With the election only two weeks away, we could see a new party in power. Or the LNP and Scott Morrison could remain.
Now, we’re sure you’re already sick of the election advertisement that’s been playing across your TV screens for close to a month now, and we don’t blame you.
It feels like the election campaign has been going on for months, really since Former PM Malcolm Turnbull was toppled and we had a leadership change…again.
So now it’s Morrison versus Labor Leader Bill Shorten.
So, could an election potentially affect your market investments?
While markets don’t like uncertainty, in the past the All Ords have performed relatively well in the lead up to and on Election Day.
But prior performance will unlikely ease investors’ minds coming up to the election.
With the economy currently in decline, and inflation at 0%, it stands to reason that investors in the share market are starting to feel the jitters.
With the Coalition and ALP going head-to-head in two weeks’ time, there is massive potential for economic change.
With change comes the decision from both business, household and investors to halt their spending until after these changes become clearer.
Markets will also try and predict these changes to economy and potential government consequences.
Markets past performance
The Morrison versus Shorten leadership debate on Monday night highlighted the taxation and investment implications of both major parties, which could in turn impact many already listed companies and therefore investors.
But as we’ve stated above, if you look at past performance prior to an election, you can see that our market has responded well. Take a look for yourself in the graph below:
Source: Lincoln Indicators
If you look at the above figures, you can see that positive results outweigh the negative ones quite significantly. Eight of 26 times has there been a downturn in the All Ords, or 31%. And even when the market fell in the five weeks up to the 2016 election, it rebounded within three months.

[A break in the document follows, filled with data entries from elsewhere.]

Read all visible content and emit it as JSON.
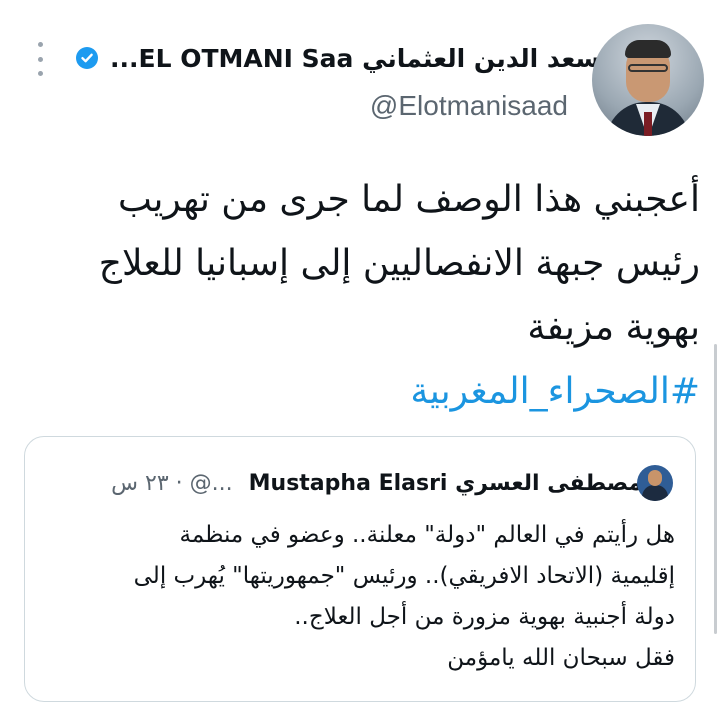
{
  "tweet": {
    "display_name": "سعد الدين العثماني EL OTMANI Saa...",
    "handle": "@Elotmanisaad",
    "text_lines": [
      "أعجبني هذا الوصف لما جرى من تهريب",
      "رئيس جبهة الانفصاليين إلى إسبانيا للعلاج",
      "بهوية مزيفة"
    ],
    "hashtag": "#الصحراء_المغربية"
  },
  "quoted": {
    "name": "المصطفى العسري Mustapha Elasri",
    "meta": "...@ · ٢٣ س",
    "text_lines": [
      "هل رأيتم في العالم \"دولة\" معلنة.. وعضو في منظمة",
      "إقليمية (الاتحاد الافريقي).. ورئيس \"جمهوريتها\" يُهرب إلى",
      "دولة أجنبية بهوية مزورة من أجل العلاج..",
      "فقل سبحان الله يامؤمن"
    ]
  },
  "icons": {
    "verified": "verified-badge-icon",
    "more": "more-options-icon"
  },
  "colors": {
    "link": "#1b95e0",
    "verified": "#1d9bf0",
    "secondary_text": "#5b6670",
    "border": "#cfd9de"
  }
}
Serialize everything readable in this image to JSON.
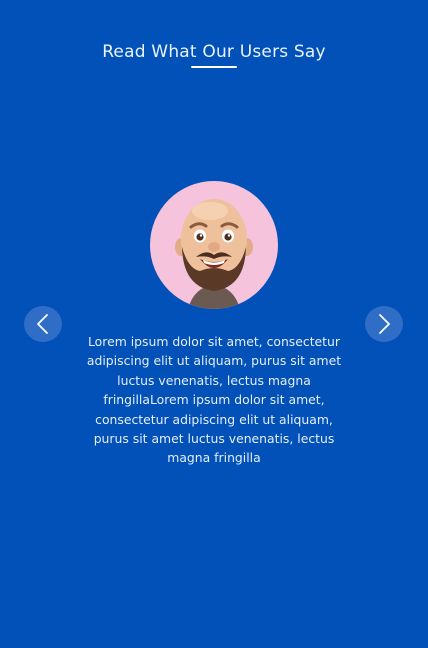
{
  "section": {
    "title": "Read What Our Users Say"
  },
  "testimonial": {
    "avatar_icon": "bald-bearded-man-avatar",
    "text": "Lorem ipsum dolor sit amet, consectetur adipiscing elit ut aliquam, purus sit amet luctus venenatis, lectus magna fringillaLorem ipsum dolor sit amet, consectetur adipiscing elit ut aliquam, purus sit amet luctus venenatis, lectus magna fringilla"
  },
  "controls": {
    "prev_icon": "chevron-left-icon",
    "next_icon": "chevron-right-icon"
  },
  "colors": {
    "background": "#0151b8",
    "nav_button": "#2f6dc6",
    "avatar_bg": "#f6c3dc",
    "text": "#e6eefc"
  }
}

The 2013 election, which saw the Coalition oust the ALP from government, was the last time the market experienced a downturn three months after the election.
As the Australian Financial Review (AFR) pointed out, following leadership changes, the markets have all fallen in the months after these changes: Howard/Costello 1996, Rudd/Swan 2007, Abbott/Hockey 2013.
To put minds at ease even further, only twice since 1983 has there been a downturn both prior to and after an election: in 1990 which saw the ALP retain government and in 2007 when Kevin Rudd ousted John Howard for the prime ministership.
The 1990 downturn isn’t all that surprising, as Paul Keating put it, it was ‘the recession we had to have’. And 2007 was just prior to the GFC.
Only during times of significant economic reform has the market had negative results around an election.
So what does this mean for this election?
Well, time will tell. However, since this time last year, the market has responded pretty well even when there have been talks of a slowdown in the economy.
Furthermore, while there has been a lot of negative discussion regarding Labor coming into office, since the election campaign began, markets continue to remain positive.
While we don’t know who’ll win the election in two weeks’ time, we do know that the markets are up, yet nearly all economic sectors are down: house prices, retail and residential building construction. Add on top of that, the fact that inflation was at 0% for the March quarter and wages remain stagnant while household expenses continue to rise, and with some expecting that the RBA will lower interest rates this year, well, the economy has enough to contend with.
Personally, we don’t think the outcome of the election will shift things too dramatically, with the notion of a recession very much on the cards in our opinion no matter who is in government.
The key is to always keep an eye on the markets as well as what the economy is doing to try and curb any potential financial losses.
The election might not have an effect on the markets, but there are many other factors out there that could, so always remain vigilant.
Editor, Markets & Money